» DIRECTIONS FOR THIS TASK
Only the text of the records belongs in the answer, copied exactly and without pictures.

MATERIAL SHOWN: Begin

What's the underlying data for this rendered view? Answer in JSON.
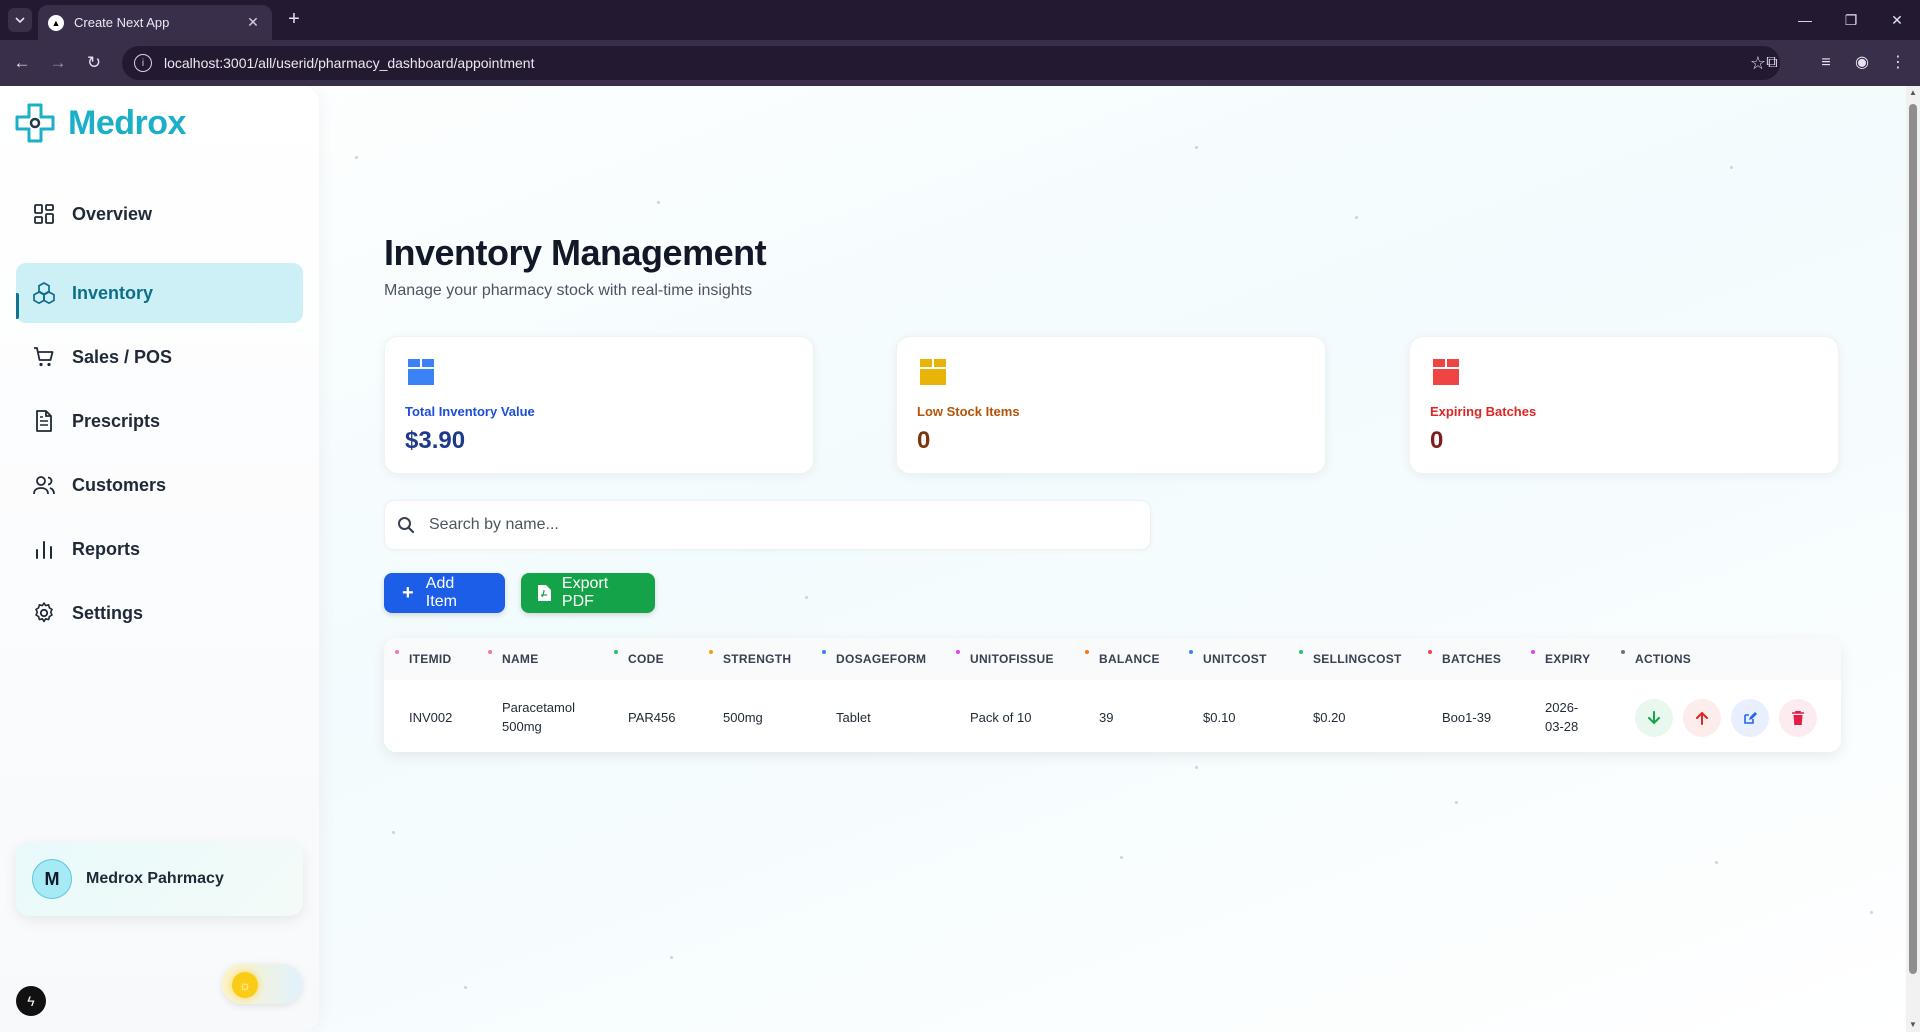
{
  "browser": {
    "tab_title": "Create Next App",
    "url": "localhost:3001/all/userid/pharmacy_dashboard/appointment"
  },
  "sidebar": {
    "brand": "Medrox",
    "items": [
      {
        "label": "Overview",
        "icon": "grid-icon",
        "active": false
      },
      {
        "label": "Inventory",
        "icon": "cubes-icon",
        "active": true
      },
      {
        "label": "Sales / POS",
        "icon": "cart-icon",
        "active": false
      },
      {
        "label": "Prescripts",
        "icon": "document-icon",
        "active": false
      },
      {
        "label": "Customers",
        "icon": "users-icon",
        "active": false
      },
      {
        "label": "Reports",
        "icon": "bar-chart-icon",
        "active": false
      },
      {
        "label": "Settings",
        "icon": "gear-icon",
        "active": false
      }
    ],
    "profile": {
      "initial": "M",
      "name": "Medrox Pahrmacy"
    }
  },
  "main": {
    "title": "Inventory Management",
    "subtitle": "Manage your pharmacy stock with real-time insights",
    "stats": [
      {
        "label": "Total Inventory Value",
        "value": "$3.90",
        "color": "#2563eb",
        "value_color": "#1e3a8a"
      },
      {
        "label": "Low Stock Items",
        "value": "0",
        "color": "#ca8a04",
        "value_color": "#78350f"
      },
      {
        "label": "Expiring Batches",
        "value": "0",
        "color": "#dc2626",
        "value_color": "#7f1d1d"
      }
    ],
    "search_placeholder": "Search by name...",
    "add_label": "Add Item",
    "export_label": "Export PDF"
  },
  "table": {
    "columns": [
      "ITEMID",
      "NAME",
      "CODE",
      "STRENGTH",
      "DOSAGEFORM",
      "UNITOFISSUE",
      "BALANCE",
      "UNITCOST",
      "SELLINGCOST",
      "BATCHES",
      "EXPIRY",
      "ACTIONS"
    ],
    "dot_colors": [
      "#f472b6",
      "#f472b6",
      "#22c55e",
      "#f59e0b",
      "#3b82f6",
      "#d946ef",
      "#f97316",
      "#3b82f6",
      "#22c55e",
      "#ef4444",
      "#d946ef",
      "#6b7280"
    ],
    "rows": [
      {
        "itemid": "INV002",
        "name_line1": "Paracetamol",
        "name_line2": "500mg",
        "code": "PAR456",
        "strength": "500mg",
        "dosageform": "Tablet",
        "unitofissue": "Pack of 10",
        "balance": "39",
        "unitcost": "$0.10",
        "sellingcost": "$0.20",
        "batches": "Boo1-39",
        "expiry_line1": "2026-",
        "expiry_line2": "03-28"
      }
    ]
  },
  "colors": {
    "brand": "#1cb0c8",
    "active_bg": "#ccf0f6",
    "add_btn": "#1d5ee8",
    "export_btn": "#15a34a"
  }
}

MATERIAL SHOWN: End

» EXPECTED ANSWER
What's the underlying data for this rendered view? Answer in JSON.
{
  "browser": {
    "tab_title": "Create Next App",
    "url": "localhost:3001/all/userid/pharmacy_dashboard/appointment"
  },
  "sidebar": {
    "brand": "Medrox",
    "items": [
      {
        "label": "Overview",
        "icon": "grid-icon",
        "active": false
      },
      {
        "label": "Inventory",
        "icon": "cubes-icon",
        "active": true
      },
      {
        "label": "Sales / POS",
        "icon": "cart-icon",
        "active": false
      },
      {
        "label": "Prescripts",
        "icon": "document-icon",
        "active": false
      },
      {
        "label": "Customers",
        "icon": "users-icon",
        "active": false
      },
      {
        "label": "Reports",
        "icon": "bar-chart-icon",
        "active": false
      },
      {
        "label": "Settings",
        "icon": "gear-icon",
        "active": false
      }
    ],
    "profile": {
      "initial": "M",
      "name": "Medrox Pahrmacy"
    }
  },
  "main": {
    "title": "Inventory Management",
    "subtitle": "Manage your pharmacy stock with real-time insights",
    "stats": [
      {
        "label": "Total Inventory Value",
        "value": "$3.90",
        "color": "#2563eb",
        "value_color": "#1e3a8a"
      },
      {
        "label": "Low Stock Items",
        "value": "0",
        "color": "#ca8a04",
        "value_color": "#78350f"
      },
      {
        "label": "Expiring Batches",
        "value": "0",
        "color": "#dc2626",
        "value_color": "#7f1d1d"
      }
    ],
    "search_placeholder": "Search by name...",
    "add_label": "Add Item",
    "export_label": "Export PDF"
  },
  "table": {
    "columns": [
      "ITEMID",
      "NAME",
      "CODE",
      "STRENGTH",
      "DOSAGEFORM",
      "UNITOFISSUE",
      "BALANCE",
      "UNITCOST",
      "SELLINGCOST",
      "BATCHES",
      "EXPIRY",
      "ACTIONS"
    ],
    "dot_colors": [
      "#f472b6",
      "#f472b6",
      "#22c55e",
      "#f59e0b",
      "#3b82f6",
      "#d946ef",
      "#f97316",
      "#3b82f6",
      "#22c55e",
      "#ef4444",
      "#d946ef",
      "#6b7280"
    ],
    "rows": [
      {
        "itemid": "INV002",
        "name_line1": "Paracetamol",
        "name_line2": "500mg",
        "code": "PAR456",
        "strength": "500mg",
        "dosageform": "Tablet",
        "unitofissue": "Pack of 10",
        "balance": "39",
        "unitcost": "$0.10",
        "sellingcost": "$0.20",
        "batches": "Boo1-39",
        "expiry_line1": "2026-",
        "expiry_line2": "03-28"
      }
    ]
  },
  "colors": {
    "brand": "#1cb0c8",
    "active_bg": "#ccf0f6",
    "add_btn": "#1d5ee8",
    "export_btn": "#15a34a"
  }
}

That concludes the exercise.